* [WHAT YOU WILL DO] Which of the lines below contain the string "objetivo"? Copy each one.
Segment Open
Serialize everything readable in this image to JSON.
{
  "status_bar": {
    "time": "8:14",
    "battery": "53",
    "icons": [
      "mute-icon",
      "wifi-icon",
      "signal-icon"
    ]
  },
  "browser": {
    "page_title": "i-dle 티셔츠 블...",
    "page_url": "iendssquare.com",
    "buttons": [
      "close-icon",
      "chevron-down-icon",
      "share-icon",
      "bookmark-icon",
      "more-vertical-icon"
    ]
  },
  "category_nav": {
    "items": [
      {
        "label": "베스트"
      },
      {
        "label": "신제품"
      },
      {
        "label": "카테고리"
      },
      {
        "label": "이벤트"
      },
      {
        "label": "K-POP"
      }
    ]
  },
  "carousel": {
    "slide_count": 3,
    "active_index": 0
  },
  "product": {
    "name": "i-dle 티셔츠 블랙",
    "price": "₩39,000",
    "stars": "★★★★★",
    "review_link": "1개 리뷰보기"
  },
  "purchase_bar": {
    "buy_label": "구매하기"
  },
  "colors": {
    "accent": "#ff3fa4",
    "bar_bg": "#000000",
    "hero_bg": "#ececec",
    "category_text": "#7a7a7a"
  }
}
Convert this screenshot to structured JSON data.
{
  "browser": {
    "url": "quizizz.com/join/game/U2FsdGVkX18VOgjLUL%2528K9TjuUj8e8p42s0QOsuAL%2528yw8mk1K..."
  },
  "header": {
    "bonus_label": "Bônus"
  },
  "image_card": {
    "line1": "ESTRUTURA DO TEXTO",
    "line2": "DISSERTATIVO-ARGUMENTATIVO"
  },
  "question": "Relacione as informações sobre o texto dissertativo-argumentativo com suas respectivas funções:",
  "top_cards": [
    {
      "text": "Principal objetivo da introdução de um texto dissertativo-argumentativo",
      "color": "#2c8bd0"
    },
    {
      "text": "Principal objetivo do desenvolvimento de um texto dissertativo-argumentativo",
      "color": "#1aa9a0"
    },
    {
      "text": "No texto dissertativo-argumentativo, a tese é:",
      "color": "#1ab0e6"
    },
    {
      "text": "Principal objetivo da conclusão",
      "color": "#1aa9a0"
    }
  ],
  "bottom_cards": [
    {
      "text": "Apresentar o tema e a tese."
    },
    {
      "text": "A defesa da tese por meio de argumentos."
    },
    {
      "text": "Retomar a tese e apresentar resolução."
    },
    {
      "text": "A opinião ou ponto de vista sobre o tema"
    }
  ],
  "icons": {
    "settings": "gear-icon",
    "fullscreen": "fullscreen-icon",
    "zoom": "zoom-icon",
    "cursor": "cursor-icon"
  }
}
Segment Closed
* [OUTPUT FOR THIS TASK]
      "text": "Principal objetivo da introdução de um texto dissertativo-argumentativo",
      "text": "Principal objetivo do desenvolvimento de um texto dissertativo-argumentativo",
      "text": "Principal objetivo da conclusão",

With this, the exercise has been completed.